Tough new measures on disposable vapes are expected to come into force tomorrow, with the introduction of a government ‘enforcement squad’.
The government are expected to announce ‘bold new measures’ to help combat the rising levels of youth vaping, with full details due to be announced tomorrow (Tuesday 11 April) by Health Minister Neil O’Brien.
As part of the crackdown, a new ‘illicit vapes enforcement squad’ backed by £3 million of government funding will be brought in to enforce the rules on vaping, while also tackling illegal vapes and underage sales.
Working across the country, the squad will be led by Trading Standards and ‘share knowledge and intelligence across regional networks and local authorities’.

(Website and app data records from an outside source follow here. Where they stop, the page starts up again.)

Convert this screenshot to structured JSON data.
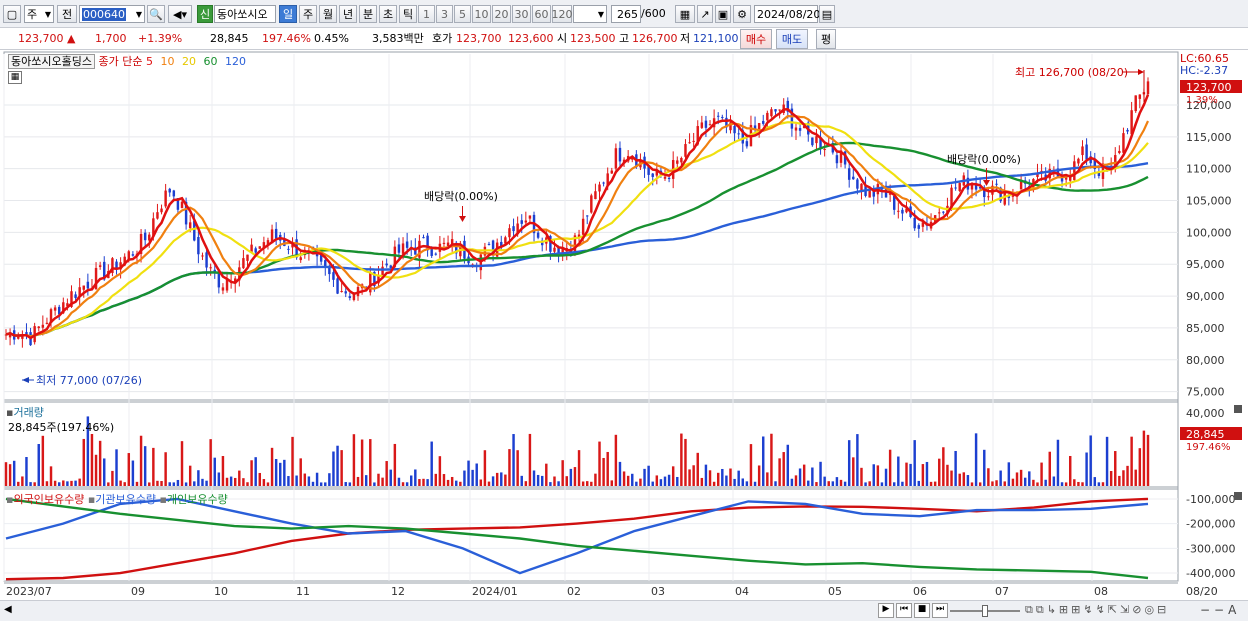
{
  "toolbar": {
    "period_label": "주",
    "prefix_label": "전",
    "stock_code": "000640",
    "credit_badge": "신",
    "stock_name": "동아쏘시오",
    "periods": [
      "일",
      "주",
      "월",
      "년",
      "분",
      "초",
      "틱"
    ],
    "selected_period": "일",
    "minutes": [
      "1",
      "3",
      "5",
      "10",
      "20",
      "30",
      "60",
      "120"
    ],
    "count_display": "265",
    "count_total": "/600",
    "date": "2024/08/20"
  },
  "quote": {
    "price": "123,700",
    "change_arrow": "▲",
    "change": "1,700",
    "change_pct": "+1.39%",
    "volume": "28,845",
    "volume_ratio": "197.46%",
    "turnover": "0.45%",
    "amount": "3,583백만",
    "bid_label": "호가",
    "ask": "123,700",
    "bid": "123,600",
    "open_label": "시",
    "open": "123,500",
    "high_label": "고",
    "high": "126,700",
    "low_label": "저",
    "low": "121,100",
    "buy_label": "매수",
    "sell_label": "매도",
    "eval_label": "평"
  },
  "price_panel": {
    "title": "동아쏘시오홀딩스",
    "ma_label": "종가 단순",
    "ma_periods": [
      "5",
      "10",
      "20",
      "60",
      "120"
    ],
    "ma_colors": [
      "#e01010",
      "#f08010",
      "#f0e010",
      "#189030",
      "#2a5fd8"
    ],
    "lc": "LC:60.65",
    "hc": "HC:-2.37",
    "current_price": "123,700",
    "current_pct": "1.39%",
    "high_annotation": "최고 126,700 (08/20)",
    "low_annotation": "최저 77,000 (07/26)",
    "dividend_labels": [
      "배당락(0.00%)",
      "배당락(0.00%)"
    ],
    "y_ticks": [
      "120,000",
      "115,000",
      "110,000",
      "105,000",
      "100,000",
      "95,000",
      "90,000",
      "85,000",
      "80,000",
      "75,000"
    ]
  },
  "volume_panel": {
    "title": "거래량",
    "value_label": "28,845주(197.46%)",
    "y_tick": "40,000",
    "current": "28,845",
    "current_pct": "197.46%"
  },
  "holding_panel": {
    "series": [
      "외국인보유수량",
      "기관보유수량",
      "개인보유수량"
    ],
    "series_colors": [
      "#d01010",
      "#2a5fd8",
      "#189030"
    ],
    "y_ticks": [
      "-100,000",
      "-200,000",
      "-300,000",
      "-400,000"
    ]
  },
  "x_axis": {
    "labels": [
      "2023/07",
      "09",
      "10",
      "11",
      "12",
      "2024/01",
      "02",
      "03",
      "04",
      "05",
      "06",
      "07",
      "08"
    ],
    "right_label": "08/20"
  },
  "chart_data": {
    "type": "candlestick",
    "ma_close": [
      84000,
      84500,
      83500,
      86000,
      88000,
      90000,
      91500,
      93000,
      94000,
      95500,
      97000,
      99000,
      104000,
      107000,
      103000,
      98000,
      94000,
      92000,
      94000,
      96000,
      98000,
      99500,
      98500,
      97000,
      96000,
      94000,
      92000,
      90500,
      91000,
      93000,
      95000,
      97000,
      97500,
      98000,
      97500,
      98000,
      97000,
      96000,
      97000,
      99000,
      101500,
      102500,
      100000,
      98000,
      97500,
      99000,
      104000,
      108000,
      112000,
      113000,
      111000,
      108500,
      109000,
      111000,
      114000,
      116500,
      117500,
      116000,
      114000,
      116000,
      118000,
      119500,
      117500,
      115000,
      114500,
      113500,
      111000,
      108000,
      106000,
      106500,
      104500,
      102500,
      101500,
      102000,
      105000,
      107500,
      108000,
      107000,
      106500,
      106000,
      107500,
      108000,
      108500,
      109000,
      110000,
      112500,
      110000,
      109000,
      115000,
      120000,
      123700
    ],
    "ylim": [
      74000,
      128000
    ]
  }
}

Alongside the enforcement squad, a ‘Call for Evidence’ is also being launched to identify opportunities to stop children vaping and reduce numbers of underage users.
It will also ensure vapes remain available for adult smokers as a ‘quit aid’.
O’Brien is due to outline the new measures in a speech at Policy Exchange tomorrow.
He said in a statement: “Smoking kills, so our priority is to prevent people smoking, and support them to quit. We remain committed to our ambition to be smoke-free by 2030.
“However, while vaping is a preferable alternative to smoking for adults, we are concerned about the rise in youth vaping, particularly the increasing use of disposable vaping products.
“The new illicit vapes enforcement squad will work across the country and clamp down on those businesses who sell vapes to children – which is illegal – and get them hooked on nicotine.
“Our Call for Evidence will also allow us to get a firm understanding of the steps we can take to reduce the number of children accessing and using vapes.”
According to a government press release, smoking prevalence in England in 2021 was 13.0 percent – the lowest on record – thanks to measures such as ‘doubling duty on cigarettes since 2010 and continued funding to local stop smoking services’.
“In 2021-22, £68 million of funding from the public health grant was spent on stop smoking services by local authorities, and nearly 100,000 people quit with the support of a stop smoking service,” it says.
“In addition, £35 million was committed to the NHS last year so that all smokers admitted to hospital will be offered NHS-funded tobacco treatment services.”
The news follows claims from a teenager in America who said vaping caused his lungs to collapse four times.
Last month, a 17-year-old from Texas was also hospitalised for weeks due to lung failure, with doctors saying his lungs were completely blocked up as a result of vaping.Featured Image Credit: dpa picture alliance / Alamy Stock Photo / Shutterstock